Task requirements
Your task is to repeat the entries below exactly and to leave their images out.

Records from a dataset

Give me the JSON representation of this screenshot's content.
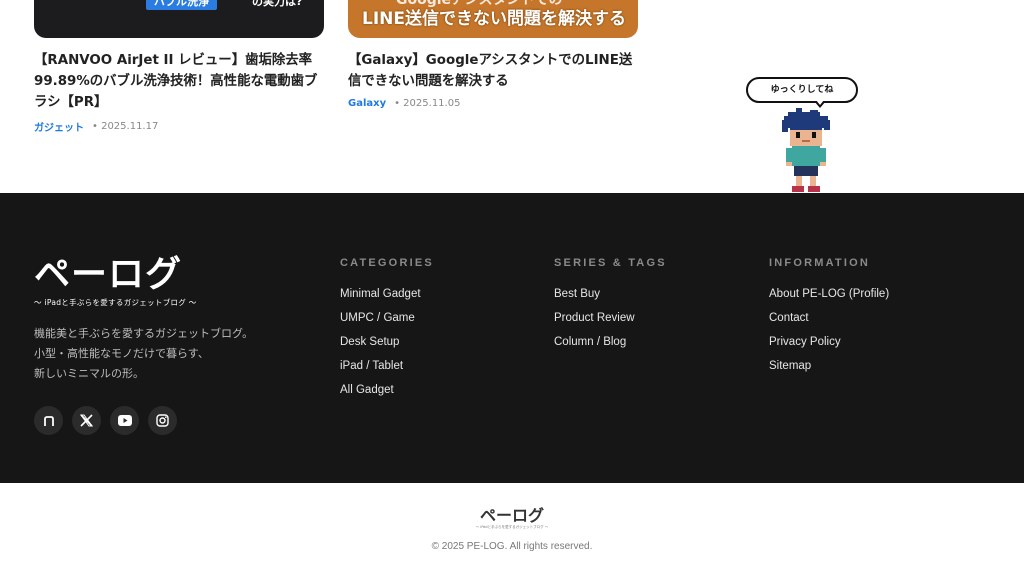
{
  "articles": [
    {
      "thumb_banner": "バブル洗浄",
      "thumb_suffix": "の実力は?",
      "title": "【RANVOO AirJet II レビュー】歯垢除去率99.89%のバブル洗浄技術！高性能な電動歯ブラシ【PR】",
      "category": "ガジェット",
      "date": "• 2025.11.17"
    },
    {
      "thumb_line1": "Googleアシスタントでの",
      "thumb_line2": "LINE送信できない問題を解決する",
      "title": "【Galaxy】GoogleアシスタントでのLINE送信できない問題を解決する",
      "category": "Galaxy",
      "date": "• 2025.11.05"
    }
  ],
  "mascot": {
    "bubble_text": "ゆっくりしてね"
  },
  "footer": {
    "logo": "ペーログ",
    "logo_sub": "～ iPadと手ぶらを愛するガジェットブログ ～",
    "description": [
      "機能美と手ぶらを愛するガジェットブログ。",
      "小型・高性能なモノだけで暮らす、",
      "新しいミニマルの形。"
    ],
    "social": [
      {
        "icon": "note-icon",
        "glyph": "n"
      },
      {
        "icon": "x-icon",
        "glyph": "X"
      },
      {
        "icon": "youtube-icon",
        "glyph": "▶"
      },
      {
        "icon": "instagram-icon",
        "glyph": "◎"
      }
    ],
    "columns": {
      "categories": {
        "heading": "CATEGORIES",
        "links": [
          "Minimal Gadget",
          "UMPC / Game",
          "Desk Setup",
          "iPad / Tablet",
          "All Gadget"
        ]
      },
      "series": {
        "heading": "SERIES & TAGS",
        "links": [
          "Best Buy",
          "Product Review",
          "Column / Blog"
        ]
      },
      "information": {
        "heading": "INFORMATION",
        "links": [
          "About PE-LOG (Profile)",
          "Contact",
          "Privacy Policy",
          "Sitemap"
        ]
      }
    }
  },
  "bottom": {
    "mini_logo": "ペーログ",
    "mini_sub": "～ iPadと手ぶらを愛するガジェットブログ ～",
    "copyright": "© 2025 PE-LOG. All rights reserved."
  },
  "colors": {
    "footer_bg": "#161616",
    "accent_link": "#1f7ae0",
    "thumb_orange": "#c5762a"
  }
}
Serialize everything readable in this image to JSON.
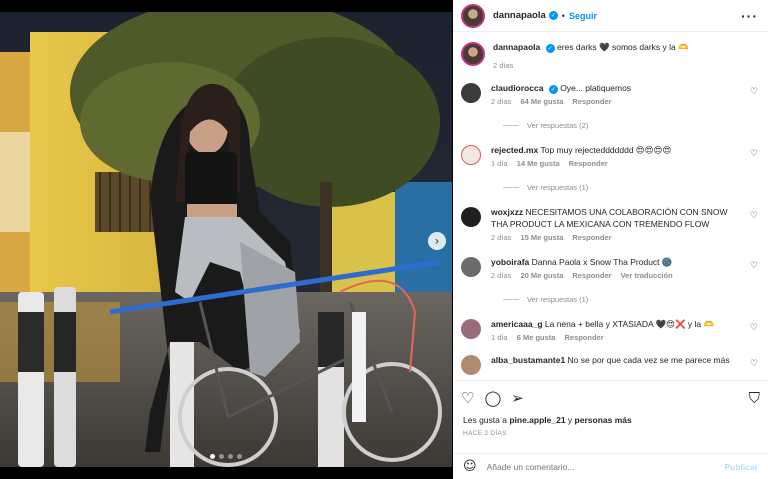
{
  "header": {
    "username": "dannapaola",
    "separator": "•",
    "follow_label": "Seguir",
    "more_label": "···"
  },
  "caption": {
    "username": "dannapaola",
    "text": "eres darks 🖤 somos darks y la 🫶",
    "time": "2 días"
  },
  "comments": [
    {
      "user": "claudiorocca",
      "verified": true,
      "text": "Oye... platiquemos",
      "time": "2 días",
      "likes": "64 Me gusta",
      "reply": "Responder",
      "extra": "",
      "replies": "Ver respuestas (2)",
      "avatar_color": "#3b3b3b"
    },
    {
      "user": "rejected.mx",
      "verified": false,
      "text": "Top muy rejecteddddddd 😍😍😍😍",
      "time": "1 día",
      "likes": "14 Me gusta",
      "reply": "Responder",
      "extra": "",
      "replies": "Ver respuestas (1)",
      "avatar_color": "#e05a4f"
    },
    {
      "user": "woxjxzz",
      "verified": false,
      "text": "NECESITAMOS UNA COLABORACIÓN CON SNOW THA PRODUCT LA MEXICANA CON TREMENDO FLOW",
      "time": "2 días",
      "likes": "15 Me gusta",
      "reply": "Responder",
      "extra": "",
      "replies": "",
      "avatar_color": "#1f1f1f"
    },
    {
      "user": "yoboirafa",
      "verified": false,
      "text": "Danna Paola x Snow Tha Product 🌚",
      "time": "2 días",
      "likes": "20 Me gusta",
      "reply": "Responder",
      "extra": "Ver traducción",
      "replies": "Ver respuestas (1)",
      "avatar_color": "#6b6b6b"
    },
    {
      "user": "americaaa_g",
      "verified": false,
      "text": "La nena + bella y XTASIADA 🖤😍❌ y la 🫶",
      "time": "1 día",
      "likes": "6 Me gusta",
      "reply": "Responder",
      "extra": "",
      "replies": "",
      "avatar_color": "#9a6b7a"
    },
    {
      "user": "alba_bustamante1",
      "verified": false,
      "text": "No se por que cada vez se me parece más",
      "time": "",
      "likes": "",
      "reply": "",
      "extra": "",
      "replies": "",
      "avatar_color": "#b08a70"
    }
  ],
  "footer": {
    "likes_prefix": "Les gusta a",
    "likes_user": "pine.apple_21",
    "likes_suffix": "y",
    "likes_others": "personas más",
    "time": "HACE 2 DÍAS",
    "comment_placeholder": "Añade un comentario...",
    "post_label": "Publicar"
  },
  "media": {
    "next_label": "›",
    "slide_count": 4,
    "active_slide": 1
  },
  "colors": {
    "accent": "#0095f6",
    "post_disabled": "#b2dffc",
    "muted": "#8e8e8e"
  }
}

Expected answer
Give me the JSON representation of this screenshot's content.
{
  "articles": [
    {
      "thumb_banner": "バブル洗浄",
      "thumb_suffix": "の実力は?",
      "title": "【RANVOO AirJet II レビュー】歯垢除去率99.89%のバブル洗浄技術！高性能な電動歯ブラシ【PR】",
      "category": "ガジェット",
      "date": "• 2025.11.17"
    },
    {
      "thumb_line1": "Googleアシスタントでの",
      "thumb_line2": "LINE送信できない問題を解決する",
      "title": "【Galaxy】GoogleアシスタントでのLINE送信できない問題を解決する",
      "category": "Galaxy",
      "date": "• 2025.11.05"
    }
  ],
  "mascot": {
    "bubble_text": "ゆっくりしてね"
  },
  "footer": {
    "logo": "ペーログ",
    "logo_sub": "～ iPadと手ぶらを愛するガジェットブログ ～",
    "description": [
      "機能美と手ぶらを愛するガジェットブログ。",
      "小型・高性能なモノだけで暮らす、",
      "新しいミニマルの形。"
    ],
    "social": [
      {
        "icon": "note-icon",
        "glyph": "n"
      },
      {
        "icon": "x-icon",
        "glyph": "X"
      },
      {
        "icon": "youtube-icon",
        "glyph": "▶"
      },
      {
        "icon": "instagram-icon",
        "glyph": "◎"
      }
    ],
    "columns": {
      "categories": {
        "heading": "CATEGORIES",
        "links": [
          "Minimal Gadget",
          "UMPC / Game",
          "Desk Setup",
          "iPad / Tablet",
          "All Gadget"
        ]
      },
      "series": {
        "heading": "SERIES & TAGS",
        "links": [
          "Best Buy",
          "Product Review",
          "Column / Blog"
        ]
      },
      "information": {
        "heading": "INFORMATION",
        "links": [
          "About PE-LOG (Profile)",
          "Contact",
          "Privacy Policy",
          "Sitemap"
        ]
      }
    }
  },
  "bottom": {
    "mini_logo": "ペーログ",
    "mini_sub": "～ iPadと手ぶらを愛するガジェットブログ ～",
    "copyright": "© 2025 PE-LOG. All rights reserved."
  },
  "colors": {
    "footer_bg": "#161616",
    "accent_link": "#1f7ae0",
    "thumb_orange": "#c5762a"
  }
}
Serialize everything readable in this image to JSON.
{
  "header": {
    "username": "dannapaola",
    "separator": "•",
    "follow_label": "Seguir",
    "more_label": "···"
  },
  "caption": {
    "username": "dannapaola",
    "text": "eres darks 🖤 somos darks y la 🫶",
    "time": "2 días"
  },
  "comments": [
    {
      "user": "claudiorocca",
      "verified": true,
      "text": "Oye... platiquemos",
      "time": "2 días",
      "likes": "64 Me gusta",
      "reply": "Responder",
      "extra": "",
      "replies": "Ver respuestas (2)",
      "avatar_color": "#3b3b3b"
    },
    {
      "user": "rejected.mx",
      "verified": false,
      "text": "Top muy rejecteddddddd 😍😍😍😍",
      "time": "1 día",
      "likes": "14 Me gusta",
      "reply": "Responder",
      "extra": "",
      "replies": "Ver respuestas (1)",
      "avatar_color": "#e05a4f"
    },
    {
      "user": "woxjxzz",
      "verified": false,
      "text": "NECESITAMOS UNA COLABORACIÓN CON SNOW THA PRODUCT LA MEXICANA CON TREMENDO FLOW",
      "time": "2 días",
      "likes": "15 Me gusta",
      "reply": "Responder",
      "extra": "",
      "replies": "",
      "avatar_color": "#1f1f1f"
    },
    {
      "user": "yoboirafa",
      "verified": false,
      "text": "Danna Paola x Snow Tha Product 🌚",
      "time": "2 días",
      "likes": "20 Me gusta",
      "reply": "Responder",
      "extra": "Ver traducción",
      "replies": "Ver respuestas (1)",
      "avatar_color": "#6b6b6b"
    },
    {
      "user": "americaaa_g",
      "verified": false,
      "text": "La nena + bella y XTASIADA 🖤😍❌ y la 🫶",
      "time": "1 día",
      "likes": "6 Me gusta",
      "reply": "Responder",
      "extra": "",
      "replies": "",
      "avatar_color": "#9a6b7a"
    },
    {
      "user": "alba_bustamante1",
      "verified": false,
      "text": "No se por que cada vez se me parece más",
      "time": "",
      "likes": "",
      "reply": "",
      "extra": "",
      "replies": "",
      "avatar_color": "#b08a70"
    }
  ],
  "footer": {
    "likes_prefix": "Les gusta a",
    "likes_user": "pine.apple_21",
    "likes_suffix": "y",
    "likes_others": "personas más",
    "time": "HACE 2 DÍAS",
    "comment_placeholder": "Añade un comentario...",
    "post_label": "Publicar"
  },
  "media": {
    "next_label": "›",
    "slide_count": 4,
    "active_slide": 1
  },
  "colors": {
    "accent": "#0095f6",
    "post_disabled": "#b2dffc",
    "muted": "#8e8e8e"
  }
}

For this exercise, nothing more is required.